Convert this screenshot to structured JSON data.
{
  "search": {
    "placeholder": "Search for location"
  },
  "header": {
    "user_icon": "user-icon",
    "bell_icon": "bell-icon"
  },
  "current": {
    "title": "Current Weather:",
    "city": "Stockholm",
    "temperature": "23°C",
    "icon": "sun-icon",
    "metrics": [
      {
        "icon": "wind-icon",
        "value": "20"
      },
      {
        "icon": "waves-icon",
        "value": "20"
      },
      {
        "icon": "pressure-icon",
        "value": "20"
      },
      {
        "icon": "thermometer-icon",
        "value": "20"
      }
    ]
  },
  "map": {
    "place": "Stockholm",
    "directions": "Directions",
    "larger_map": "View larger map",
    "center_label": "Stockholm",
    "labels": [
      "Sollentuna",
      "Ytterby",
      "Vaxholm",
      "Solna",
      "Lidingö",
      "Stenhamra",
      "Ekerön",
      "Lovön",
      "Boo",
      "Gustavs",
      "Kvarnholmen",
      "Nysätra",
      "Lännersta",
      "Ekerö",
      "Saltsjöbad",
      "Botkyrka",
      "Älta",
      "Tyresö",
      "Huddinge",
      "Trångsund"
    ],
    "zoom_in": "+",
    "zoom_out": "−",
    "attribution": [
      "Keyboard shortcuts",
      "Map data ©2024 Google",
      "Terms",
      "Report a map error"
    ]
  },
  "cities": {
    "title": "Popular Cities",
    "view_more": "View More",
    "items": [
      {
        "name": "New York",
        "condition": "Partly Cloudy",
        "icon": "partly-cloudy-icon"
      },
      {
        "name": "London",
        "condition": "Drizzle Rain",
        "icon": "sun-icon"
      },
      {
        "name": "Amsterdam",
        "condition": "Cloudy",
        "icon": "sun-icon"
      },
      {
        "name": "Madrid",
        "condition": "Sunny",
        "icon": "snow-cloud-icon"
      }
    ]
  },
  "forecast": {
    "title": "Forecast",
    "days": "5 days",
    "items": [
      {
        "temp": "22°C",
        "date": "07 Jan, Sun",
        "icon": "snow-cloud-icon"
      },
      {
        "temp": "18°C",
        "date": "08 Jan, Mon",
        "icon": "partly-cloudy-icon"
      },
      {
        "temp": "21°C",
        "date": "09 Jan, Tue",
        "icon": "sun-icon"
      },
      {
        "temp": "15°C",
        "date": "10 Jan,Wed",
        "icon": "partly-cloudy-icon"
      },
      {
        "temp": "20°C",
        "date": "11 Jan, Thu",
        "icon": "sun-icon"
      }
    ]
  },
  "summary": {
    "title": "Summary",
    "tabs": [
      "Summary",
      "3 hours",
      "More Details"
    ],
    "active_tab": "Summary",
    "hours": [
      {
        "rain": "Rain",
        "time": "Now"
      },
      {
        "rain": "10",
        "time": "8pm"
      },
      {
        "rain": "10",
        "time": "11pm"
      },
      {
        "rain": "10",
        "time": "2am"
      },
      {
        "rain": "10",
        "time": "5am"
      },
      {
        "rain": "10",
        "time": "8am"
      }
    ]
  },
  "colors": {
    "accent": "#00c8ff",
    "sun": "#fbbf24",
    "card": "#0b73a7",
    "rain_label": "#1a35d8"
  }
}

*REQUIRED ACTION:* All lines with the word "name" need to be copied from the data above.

*RESPONSE AREA:*
        "name": "New York",
        "name": "London",
        "name": "Amsterdam",
        "name": "Madrid",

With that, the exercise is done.